● **Task statement**
Return, from the data below, each line that contains the word "Between".

● **The data**
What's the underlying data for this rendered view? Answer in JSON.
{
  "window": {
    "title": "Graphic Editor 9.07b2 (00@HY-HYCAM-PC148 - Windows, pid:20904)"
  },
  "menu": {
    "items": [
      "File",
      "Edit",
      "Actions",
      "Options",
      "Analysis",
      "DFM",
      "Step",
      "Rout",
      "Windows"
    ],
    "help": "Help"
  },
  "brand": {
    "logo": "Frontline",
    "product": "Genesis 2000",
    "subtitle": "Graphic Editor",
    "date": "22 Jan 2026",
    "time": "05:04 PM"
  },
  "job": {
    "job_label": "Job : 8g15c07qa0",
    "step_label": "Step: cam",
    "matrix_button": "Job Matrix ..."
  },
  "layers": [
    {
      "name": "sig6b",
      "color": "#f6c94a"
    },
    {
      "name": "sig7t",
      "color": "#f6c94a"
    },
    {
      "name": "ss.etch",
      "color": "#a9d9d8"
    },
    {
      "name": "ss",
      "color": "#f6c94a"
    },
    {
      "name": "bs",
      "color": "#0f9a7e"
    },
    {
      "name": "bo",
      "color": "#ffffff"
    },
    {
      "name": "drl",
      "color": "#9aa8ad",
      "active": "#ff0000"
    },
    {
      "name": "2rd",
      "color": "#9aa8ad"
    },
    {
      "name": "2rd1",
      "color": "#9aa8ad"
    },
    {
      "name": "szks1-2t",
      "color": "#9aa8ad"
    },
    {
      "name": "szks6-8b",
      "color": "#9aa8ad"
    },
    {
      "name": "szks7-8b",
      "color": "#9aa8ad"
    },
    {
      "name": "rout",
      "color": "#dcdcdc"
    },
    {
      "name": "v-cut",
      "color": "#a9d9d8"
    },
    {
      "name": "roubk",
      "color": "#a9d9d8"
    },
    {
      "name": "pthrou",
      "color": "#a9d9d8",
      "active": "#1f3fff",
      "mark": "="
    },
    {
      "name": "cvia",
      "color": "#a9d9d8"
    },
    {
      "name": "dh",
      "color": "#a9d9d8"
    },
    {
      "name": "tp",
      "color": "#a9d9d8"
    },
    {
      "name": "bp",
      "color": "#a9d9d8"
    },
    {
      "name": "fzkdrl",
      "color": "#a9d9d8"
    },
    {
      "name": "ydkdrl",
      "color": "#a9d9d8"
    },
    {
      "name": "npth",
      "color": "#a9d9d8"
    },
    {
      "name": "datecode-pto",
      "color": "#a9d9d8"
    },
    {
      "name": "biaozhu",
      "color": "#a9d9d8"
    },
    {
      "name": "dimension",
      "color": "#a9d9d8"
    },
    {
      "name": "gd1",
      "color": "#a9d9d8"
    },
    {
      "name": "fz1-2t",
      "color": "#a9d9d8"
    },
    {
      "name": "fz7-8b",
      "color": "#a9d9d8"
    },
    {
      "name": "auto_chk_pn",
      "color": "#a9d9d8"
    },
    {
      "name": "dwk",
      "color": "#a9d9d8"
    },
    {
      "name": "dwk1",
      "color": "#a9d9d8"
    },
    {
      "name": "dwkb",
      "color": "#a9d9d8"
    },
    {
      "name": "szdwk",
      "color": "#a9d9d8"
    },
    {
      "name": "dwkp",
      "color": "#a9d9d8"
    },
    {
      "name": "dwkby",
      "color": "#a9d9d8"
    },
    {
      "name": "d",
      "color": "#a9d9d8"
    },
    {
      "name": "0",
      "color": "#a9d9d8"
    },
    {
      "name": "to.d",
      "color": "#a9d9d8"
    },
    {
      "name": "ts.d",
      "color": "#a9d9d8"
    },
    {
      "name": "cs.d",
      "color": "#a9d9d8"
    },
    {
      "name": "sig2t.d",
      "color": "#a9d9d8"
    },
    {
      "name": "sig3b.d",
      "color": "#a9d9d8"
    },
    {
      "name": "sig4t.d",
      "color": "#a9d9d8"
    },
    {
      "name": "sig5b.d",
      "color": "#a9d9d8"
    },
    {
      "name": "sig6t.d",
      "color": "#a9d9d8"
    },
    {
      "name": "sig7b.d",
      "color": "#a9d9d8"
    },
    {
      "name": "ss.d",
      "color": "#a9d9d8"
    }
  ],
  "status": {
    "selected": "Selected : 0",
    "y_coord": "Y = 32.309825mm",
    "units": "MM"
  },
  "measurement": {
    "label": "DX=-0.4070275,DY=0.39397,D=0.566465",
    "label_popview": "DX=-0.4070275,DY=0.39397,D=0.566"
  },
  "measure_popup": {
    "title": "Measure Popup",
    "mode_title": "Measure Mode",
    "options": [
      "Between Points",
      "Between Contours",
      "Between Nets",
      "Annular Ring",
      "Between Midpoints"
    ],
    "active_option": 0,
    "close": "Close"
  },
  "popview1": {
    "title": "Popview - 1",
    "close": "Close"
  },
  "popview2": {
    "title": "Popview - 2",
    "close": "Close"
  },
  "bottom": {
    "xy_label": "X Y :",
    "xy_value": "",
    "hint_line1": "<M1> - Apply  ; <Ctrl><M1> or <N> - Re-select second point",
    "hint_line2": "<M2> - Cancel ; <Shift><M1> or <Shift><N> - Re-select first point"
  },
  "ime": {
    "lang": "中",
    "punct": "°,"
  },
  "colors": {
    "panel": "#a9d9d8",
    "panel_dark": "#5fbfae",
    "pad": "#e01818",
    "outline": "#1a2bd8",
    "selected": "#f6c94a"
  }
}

● **Exercise answer**
      "Between Points",
      "Between Contours",
      "Between Nets",
      "Between Midpoints"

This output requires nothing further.